Task requirements
Search the records for the word "likes" and copy each line in which it appears.

|---|

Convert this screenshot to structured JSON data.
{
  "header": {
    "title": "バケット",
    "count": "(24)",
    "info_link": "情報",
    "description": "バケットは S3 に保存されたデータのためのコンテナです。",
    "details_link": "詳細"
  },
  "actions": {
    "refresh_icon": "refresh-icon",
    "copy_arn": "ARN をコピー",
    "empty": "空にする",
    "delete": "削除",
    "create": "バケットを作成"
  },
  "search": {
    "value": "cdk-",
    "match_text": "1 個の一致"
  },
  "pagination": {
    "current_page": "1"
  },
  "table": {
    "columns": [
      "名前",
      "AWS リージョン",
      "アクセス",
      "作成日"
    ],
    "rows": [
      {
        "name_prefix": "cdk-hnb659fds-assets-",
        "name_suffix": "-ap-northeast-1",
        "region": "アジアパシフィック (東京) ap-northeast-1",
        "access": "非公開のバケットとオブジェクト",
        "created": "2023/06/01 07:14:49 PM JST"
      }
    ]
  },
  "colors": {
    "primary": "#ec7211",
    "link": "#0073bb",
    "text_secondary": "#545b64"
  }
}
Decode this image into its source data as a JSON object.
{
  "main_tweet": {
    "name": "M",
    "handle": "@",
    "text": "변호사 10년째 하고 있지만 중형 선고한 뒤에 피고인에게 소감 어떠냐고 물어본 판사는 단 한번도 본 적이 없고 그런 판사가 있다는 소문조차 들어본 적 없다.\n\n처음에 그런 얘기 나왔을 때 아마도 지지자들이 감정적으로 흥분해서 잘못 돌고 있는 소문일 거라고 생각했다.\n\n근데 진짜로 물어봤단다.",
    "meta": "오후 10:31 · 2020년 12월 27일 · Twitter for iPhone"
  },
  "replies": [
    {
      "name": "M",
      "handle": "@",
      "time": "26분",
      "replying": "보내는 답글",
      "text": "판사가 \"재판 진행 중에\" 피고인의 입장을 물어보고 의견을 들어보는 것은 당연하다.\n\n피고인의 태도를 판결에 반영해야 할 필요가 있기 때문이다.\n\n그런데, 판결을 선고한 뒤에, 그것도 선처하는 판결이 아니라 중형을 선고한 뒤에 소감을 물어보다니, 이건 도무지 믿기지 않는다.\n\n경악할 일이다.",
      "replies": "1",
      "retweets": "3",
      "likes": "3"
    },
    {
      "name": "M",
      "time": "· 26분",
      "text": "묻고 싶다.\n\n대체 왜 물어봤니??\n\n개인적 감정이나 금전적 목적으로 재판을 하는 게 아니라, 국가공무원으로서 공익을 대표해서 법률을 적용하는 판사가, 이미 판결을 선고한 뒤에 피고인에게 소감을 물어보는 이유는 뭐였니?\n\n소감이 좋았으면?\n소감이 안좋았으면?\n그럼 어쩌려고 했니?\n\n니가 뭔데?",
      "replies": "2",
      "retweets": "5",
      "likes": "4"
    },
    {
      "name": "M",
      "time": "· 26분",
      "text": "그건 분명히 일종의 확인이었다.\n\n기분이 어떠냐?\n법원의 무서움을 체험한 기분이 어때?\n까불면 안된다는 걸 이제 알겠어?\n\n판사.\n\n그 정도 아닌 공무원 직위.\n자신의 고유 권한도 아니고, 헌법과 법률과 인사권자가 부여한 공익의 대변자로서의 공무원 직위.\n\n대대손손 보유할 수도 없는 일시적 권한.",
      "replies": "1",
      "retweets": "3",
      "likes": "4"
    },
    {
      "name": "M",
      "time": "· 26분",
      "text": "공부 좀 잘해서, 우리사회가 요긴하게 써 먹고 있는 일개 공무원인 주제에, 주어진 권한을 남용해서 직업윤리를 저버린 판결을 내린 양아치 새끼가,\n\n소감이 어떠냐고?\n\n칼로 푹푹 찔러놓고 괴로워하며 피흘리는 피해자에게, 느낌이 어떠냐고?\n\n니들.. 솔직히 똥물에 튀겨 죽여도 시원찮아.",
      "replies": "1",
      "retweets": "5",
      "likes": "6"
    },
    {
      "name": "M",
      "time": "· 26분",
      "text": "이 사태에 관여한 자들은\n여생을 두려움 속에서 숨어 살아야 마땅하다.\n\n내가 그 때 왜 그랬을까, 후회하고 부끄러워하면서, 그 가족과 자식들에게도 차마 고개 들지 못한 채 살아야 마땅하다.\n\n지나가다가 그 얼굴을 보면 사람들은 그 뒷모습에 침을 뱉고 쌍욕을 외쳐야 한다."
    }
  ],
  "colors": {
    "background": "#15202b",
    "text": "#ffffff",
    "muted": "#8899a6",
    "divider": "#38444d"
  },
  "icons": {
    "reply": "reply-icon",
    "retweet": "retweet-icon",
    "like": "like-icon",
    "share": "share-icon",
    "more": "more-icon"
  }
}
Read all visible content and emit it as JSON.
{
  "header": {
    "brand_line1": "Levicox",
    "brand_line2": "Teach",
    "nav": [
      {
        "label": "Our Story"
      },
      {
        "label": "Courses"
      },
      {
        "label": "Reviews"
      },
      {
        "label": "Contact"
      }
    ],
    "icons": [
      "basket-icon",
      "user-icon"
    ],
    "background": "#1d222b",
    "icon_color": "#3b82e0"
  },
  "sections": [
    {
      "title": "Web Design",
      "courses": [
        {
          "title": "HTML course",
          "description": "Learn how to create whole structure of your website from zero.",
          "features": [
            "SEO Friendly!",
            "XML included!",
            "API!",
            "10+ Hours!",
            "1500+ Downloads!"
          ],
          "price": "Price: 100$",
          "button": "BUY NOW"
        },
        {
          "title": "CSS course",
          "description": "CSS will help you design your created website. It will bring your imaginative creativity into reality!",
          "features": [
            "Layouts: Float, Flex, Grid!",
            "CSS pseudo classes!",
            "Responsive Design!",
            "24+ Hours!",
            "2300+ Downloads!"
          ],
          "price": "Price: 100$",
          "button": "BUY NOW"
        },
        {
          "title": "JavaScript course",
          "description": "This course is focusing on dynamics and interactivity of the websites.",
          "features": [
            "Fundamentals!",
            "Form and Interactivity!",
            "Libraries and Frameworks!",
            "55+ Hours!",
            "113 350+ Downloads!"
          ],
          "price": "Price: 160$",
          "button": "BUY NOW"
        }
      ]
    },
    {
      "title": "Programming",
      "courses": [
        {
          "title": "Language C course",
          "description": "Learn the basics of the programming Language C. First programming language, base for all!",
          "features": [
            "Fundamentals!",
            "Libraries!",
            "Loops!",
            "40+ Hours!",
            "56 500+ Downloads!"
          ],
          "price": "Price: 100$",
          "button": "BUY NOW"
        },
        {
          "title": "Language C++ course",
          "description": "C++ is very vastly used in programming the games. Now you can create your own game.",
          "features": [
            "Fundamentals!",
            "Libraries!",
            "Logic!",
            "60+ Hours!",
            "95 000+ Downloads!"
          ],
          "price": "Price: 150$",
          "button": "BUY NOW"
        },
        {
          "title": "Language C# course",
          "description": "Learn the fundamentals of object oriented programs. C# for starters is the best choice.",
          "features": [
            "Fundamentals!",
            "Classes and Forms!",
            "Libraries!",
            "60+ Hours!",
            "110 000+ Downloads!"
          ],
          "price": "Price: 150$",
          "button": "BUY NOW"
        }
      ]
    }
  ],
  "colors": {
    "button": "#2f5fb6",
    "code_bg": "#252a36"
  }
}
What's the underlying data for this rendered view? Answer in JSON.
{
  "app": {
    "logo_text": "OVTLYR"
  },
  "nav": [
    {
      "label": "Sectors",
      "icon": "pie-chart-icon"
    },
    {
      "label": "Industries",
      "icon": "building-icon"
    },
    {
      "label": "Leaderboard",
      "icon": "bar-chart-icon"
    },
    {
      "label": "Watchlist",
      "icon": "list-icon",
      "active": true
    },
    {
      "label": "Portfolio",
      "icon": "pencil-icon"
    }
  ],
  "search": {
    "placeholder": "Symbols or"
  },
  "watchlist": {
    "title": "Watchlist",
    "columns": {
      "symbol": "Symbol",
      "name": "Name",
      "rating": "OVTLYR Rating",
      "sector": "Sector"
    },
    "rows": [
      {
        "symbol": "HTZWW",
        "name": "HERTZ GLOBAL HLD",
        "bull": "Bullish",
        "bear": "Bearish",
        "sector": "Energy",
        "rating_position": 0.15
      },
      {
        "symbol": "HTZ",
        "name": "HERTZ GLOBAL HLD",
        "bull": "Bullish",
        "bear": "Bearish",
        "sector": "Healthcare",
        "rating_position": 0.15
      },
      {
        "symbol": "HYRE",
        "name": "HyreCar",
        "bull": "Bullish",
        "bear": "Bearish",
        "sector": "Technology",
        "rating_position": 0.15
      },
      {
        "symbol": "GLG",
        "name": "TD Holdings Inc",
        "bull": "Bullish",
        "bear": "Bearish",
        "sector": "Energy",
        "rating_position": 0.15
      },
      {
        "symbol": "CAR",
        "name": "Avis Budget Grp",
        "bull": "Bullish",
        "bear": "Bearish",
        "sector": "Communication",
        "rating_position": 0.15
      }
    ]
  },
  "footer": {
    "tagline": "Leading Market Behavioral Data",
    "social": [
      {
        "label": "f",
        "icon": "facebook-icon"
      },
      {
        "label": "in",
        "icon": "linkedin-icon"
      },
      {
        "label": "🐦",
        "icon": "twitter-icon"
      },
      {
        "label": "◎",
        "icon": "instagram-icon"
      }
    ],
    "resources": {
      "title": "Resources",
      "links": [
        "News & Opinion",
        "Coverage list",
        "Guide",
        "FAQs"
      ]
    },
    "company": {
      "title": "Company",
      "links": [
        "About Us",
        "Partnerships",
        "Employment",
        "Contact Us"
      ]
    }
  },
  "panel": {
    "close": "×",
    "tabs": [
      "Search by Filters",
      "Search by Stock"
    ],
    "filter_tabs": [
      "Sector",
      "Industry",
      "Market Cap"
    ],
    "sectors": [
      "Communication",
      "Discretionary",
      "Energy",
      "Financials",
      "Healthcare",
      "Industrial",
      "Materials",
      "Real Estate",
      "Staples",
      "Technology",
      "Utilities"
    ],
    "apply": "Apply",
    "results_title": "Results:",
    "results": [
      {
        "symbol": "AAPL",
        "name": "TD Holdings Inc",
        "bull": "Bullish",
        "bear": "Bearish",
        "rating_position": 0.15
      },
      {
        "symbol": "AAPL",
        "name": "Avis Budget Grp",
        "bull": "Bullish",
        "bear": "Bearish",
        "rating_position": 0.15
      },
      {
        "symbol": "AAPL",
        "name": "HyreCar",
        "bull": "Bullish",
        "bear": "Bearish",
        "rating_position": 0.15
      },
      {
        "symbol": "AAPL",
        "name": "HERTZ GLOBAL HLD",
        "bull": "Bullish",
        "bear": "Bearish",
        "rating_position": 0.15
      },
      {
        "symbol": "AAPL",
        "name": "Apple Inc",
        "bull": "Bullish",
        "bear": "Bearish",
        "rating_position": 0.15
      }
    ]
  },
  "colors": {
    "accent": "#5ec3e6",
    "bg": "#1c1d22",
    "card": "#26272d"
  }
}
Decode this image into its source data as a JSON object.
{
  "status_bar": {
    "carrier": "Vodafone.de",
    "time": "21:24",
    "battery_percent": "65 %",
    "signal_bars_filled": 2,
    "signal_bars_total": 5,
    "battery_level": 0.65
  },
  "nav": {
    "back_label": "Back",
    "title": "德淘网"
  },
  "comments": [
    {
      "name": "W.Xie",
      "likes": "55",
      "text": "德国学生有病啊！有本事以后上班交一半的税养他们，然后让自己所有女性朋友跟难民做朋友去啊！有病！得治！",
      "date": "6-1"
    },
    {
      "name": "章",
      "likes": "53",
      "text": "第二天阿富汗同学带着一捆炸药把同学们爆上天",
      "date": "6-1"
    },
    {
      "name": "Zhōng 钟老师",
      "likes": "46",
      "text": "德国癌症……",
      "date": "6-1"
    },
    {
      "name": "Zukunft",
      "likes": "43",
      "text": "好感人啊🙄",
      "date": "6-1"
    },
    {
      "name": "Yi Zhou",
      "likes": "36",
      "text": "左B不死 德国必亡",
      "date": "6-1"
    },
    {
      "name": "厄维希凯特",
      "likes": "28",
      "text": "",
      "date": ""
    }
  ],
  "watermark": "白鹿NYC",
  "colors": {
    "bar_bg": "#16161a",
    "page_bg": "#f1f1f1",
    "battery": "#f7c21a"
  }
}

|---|

Exercise solution
      "likes": "3"
      "likes": "4"
      "likes": "4"
      "likes": "6"
      "likes": "55",
      "likes": "53",
      "likes": "46",
      "likes": "43",
      "likes": "36",
      "likes": "28",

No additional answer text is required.